**Work request:** Retype the entries below exactly, dropping the images.

(Element data from apps and pages)
⟨
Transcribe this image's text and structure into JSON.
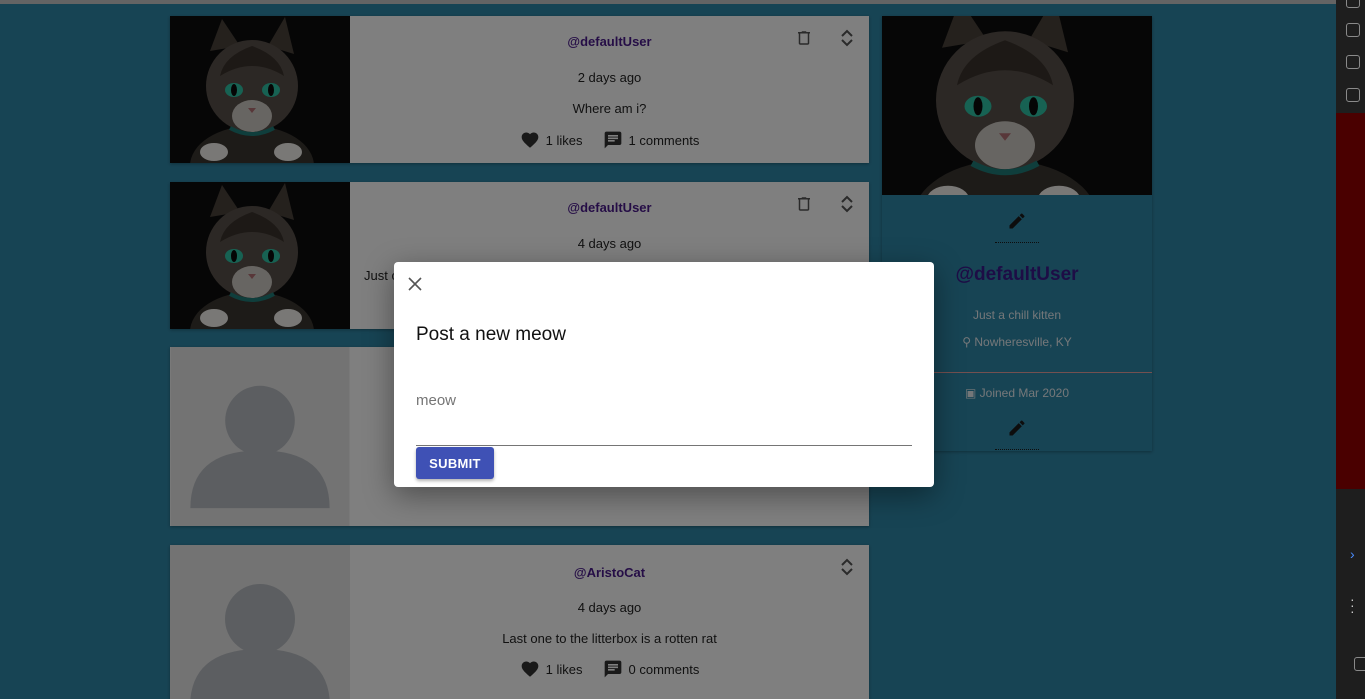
{
  "posts": [
    {
      "handle": "@defaultUser",
      "date": "2 days ago",
      "text": "Where am i?",
      "likes": "1 likes",
      "comments": "1 comments"
    },
    {
      "handle": "@defaultUser",
      "date": "4 days ago",
      "text": "Just c"
    },
    {
      "handle": "",
      "date": "",
      "text": ""
    },
    {
      "handle": "@AristoCat",
      "date": "4 days ago",
      "text": "Last one to the litterbox is a rotten rat",
      "likes": "1 likes",
      "comments": "0 comments"
    }
  ],
  "profile": {
    "handle": "@defaultUser",
    "bio": "Just a chill kitten",
    "location": "Nowheresville, KY",
    "joined": "Joined Mar 2020"
  },
  "modal": {
    "title": "Post a new meow",
    "input_placeholder": "meow",
    "submit_label": "SUBMIT"
  },
  "icons": {
    "like": "heart-icon",
    "comment": "comment-icon",
    "delete": "trash-icon",
    "expand": "unfold-icon",
    "edit": "pencil-icon",
    "location": "location-pin-icon",
    "calendar": "calendar-icon",
    "close": "close-icon"
  }
}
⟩
**Solution to the exercise:**
Transcribe this image's text and structure into JSON.
{
  "posts": [
    {
      "handle": "@defaultUser",
      "date": "2 days ago",
      "text": "Where am i?",
      "likes": "1 likes",
      "comments": "1 comments"
    },
    {
      "handle": "@defaultUser",
      "date": "4 days ago",
      "text": "Just c"
    },
    {
      "handle": "",
      "date": "",
      "text": ""
    },
    {
      "handle": "@AristoCat",
      "date": "4 days ago",
      "text": "Last one to the litterbox is a rotten rat",
      "likes": "1 likes",
      "comments": "0 comments"
    }
  ],
  "profile": {
    "handle": "@defaultUser",
    "bio": "Just a chill kitten",
    "location": "Nowheresville, KY",
    "joined": "Joined Mar 2020"
  },
  "modal": {
    "title": "Post a new meow",
    "input_placeholder": "meow",
    "submit_label": "SUBMIT"
  },
  "icons": {
    "like": "heart-icon",
    "comment": "comment-icon",
    "delete": "trash-icon",
    "expand": "unfold-icon",
    "edit": "pencil-icon",
    "location": "location-pin-icon",
    "calendar": "calendar-icon",
    "close": "close-icon"
  }
}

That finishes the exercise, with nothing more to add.